Marco Rubio had already weighed in negatively about Exxon Mobile CEO Rex Tillerson being floated as Donald Trump‘s possible choice for Secretary of State, so it shouldn’t be a surprise that now that it’s official, Rubio is still expressing his doubts.
“While Rex Tillerson is a respected businessman, I have serious concerns about his nomination,” Rubio said in a statement released Tuesday morning.
Other than John McCain, no other Republican has been so outspoken as Rubio in questioning the validity of the Tillerson nomination.

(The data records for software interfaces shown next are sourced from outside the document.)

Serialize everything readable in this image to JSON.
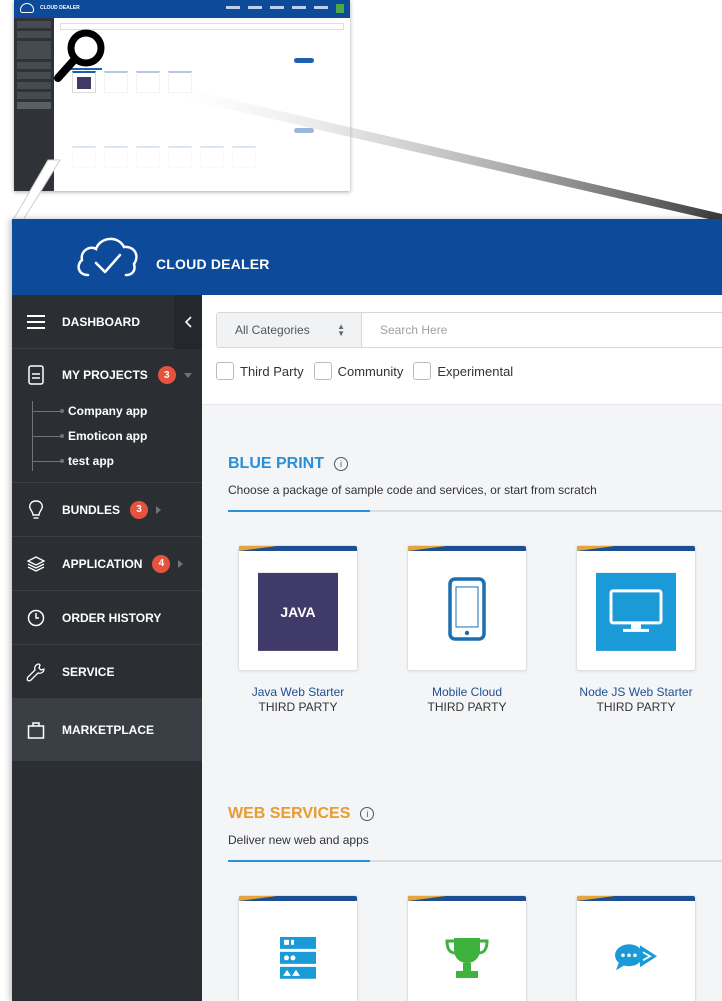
{
  "app": {
    "brand": "CLOUD DEALER"
  },
  "sidebar": {
    "items": [
      {
        "id": "dashboard",
        "label": "DASHBOARD",
        "icon": "menu-icon"
      },
      {
        "id": "my-projects",
        "label": "MY PROJECTS",
        "badge": "3",
        "icon": "document-icon",
        "children": [
          "Company app",
          "Emoticon app",
          "test app"
        ]
      },
      {
        "id": "bundles",
        "label": "BUNDLES",
        "badge": "3",
        "icon": "lightbulb-icon"
      },
      {
        "id": "application",
        "label": "APPLICATION",
        "badge": "4",
        "icon": "layers-icon"
      },
      {
        "id": "order-history",
        "label": "ORDER HISTORY",
        "icon": "clock-icon"
      },
      {
        "id": "service",
        "label": "SERVICE",
        "icon": "wrench-icon"
      },
      {
        "id": "marketplace",
        "label": "MARKETPLACE",
        "icon": "bag-icon",
        "active": true
      }
    ]
  },
  "filters": {
    "category_selected": "All Categories",
    "search_placeholder": "Search Here",
    "checkboxes": [
      "Third Party",
      "Community",
      "Experimental"
    ]
  },
  "sections": [
    {
      "title": "BLUE PRINT",
      "subtitle": "Choose a package of sample code and services, or start from scratch",
      "title_color": "#2b8fd6",
      "cards": [
        {
          "name": "Java Web Starter",
          "tag": "THIRD PARTY",
          "art_text": "JAVA",
          "icon": "java-tile"
        },
        {
          "name": "Mobile Cloud",
          "tag": "THIRD PARTY",
          "icon": "smartphone-icon"
        },
        {
          "name": "Node JS Web Starter",
          "tag": "THIRD PARTY",
          "icon": "monitor-icon"
        }
      ]
    },
    {
      "title": "WEB SERVICES",
      "subtitle": "Deliver new web and apps",
      "title_color": "#e89b2f",
      "cards": [
        {
          "icon": "server-icon"
        },
        {
          "icon": "trophy-icon"
        },
        {
          "icon": "chat-forward-icon"
        }
      ]
    }
  ],
  "colors": {
    "header": "#0d4a9a",
    "sidebar": "#2b2f33",
    "badge": "#e5533d",
    "card_bar": "#1d4f94",
    "card_corner": "#e6a53a",
    "java_tile": "#403a68",
    "monitor_tile": "#1a9ad6",
    "trophy": "#3db23d",
    "server": "#1a9ad6",
    "chat": "#1a9ad6"
  }
}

Both men have been critical regarding Tillerson’s ties to Russian President Vladimir Putin.
Tillerson negotiated an energy partnership with Putin in 2011 that the Russian president said would be worth as much as $500 billion. The next year, the Exxon Mobile CEO received the Russian Order of Friendship from the Kremlin, one of the highest honors that Russia bestows on foreigners.
“The next secretary of state must be someone who views the world with moral clarity, is free of potential conflicts of interest, has a clear sense of America’s interests, and will be a forceful advocate for America’s foreign policy goals to the president, within the administration, and on the world stage,” continued Rubio in his statement. “I look forward to learning more about his record and his views. I will do my part to ensure he receives a full and fair but also thorough hearing before the Senate Foreign Relations Committee.”
Rubio has also been out front in taking seriously the questions of Russia’s involvement in the just concluded presidential election. Over the weekend, the Washington Post reported that the CIA‘s private conclusion that Russia’s activities were intended to tip the scales to help Trump. Senators from both sides the aisle says there will be a congressional investigation into that matter, but Rubio has been saying for months that he has concerns about possible Russian involvement.
While campaigning for re-election to the U.S. Senate in October, Rubio said, “We don’t want to be in a country where foreign governments are able to blackmail our officials or interfere with our politics.”
Not too many other Republicans were saying that two months ago, when the WikiLeaks dumps of emails from the Democratic National Committee and Hillary Clinton campaign chairman John Podesta were hurting the Democratic presidential nominee.
“Do we really want to live in a country where foreign intelligence agents can blackmail our public officials if they threaten that if we don’t do what they want, they’re going to release your daughter’s emails, or your son’s emails, or your wife’s emails?” Rubio said. “Today it’s [Democrats]. Tomorrow it could be us. Or everyone for that matter.”
“This is what Vladimir Putin does to the former Soviet republics: he blackmails leaders and interferes with their elections,” Rubio added. “This is not a Republican or Democratic issue. This is an American issue.”
Undoubtedly, there should be plenty of tough questions coming from the Florida senator when Tillerson comes before the Senate Foreign Relations Committee next month.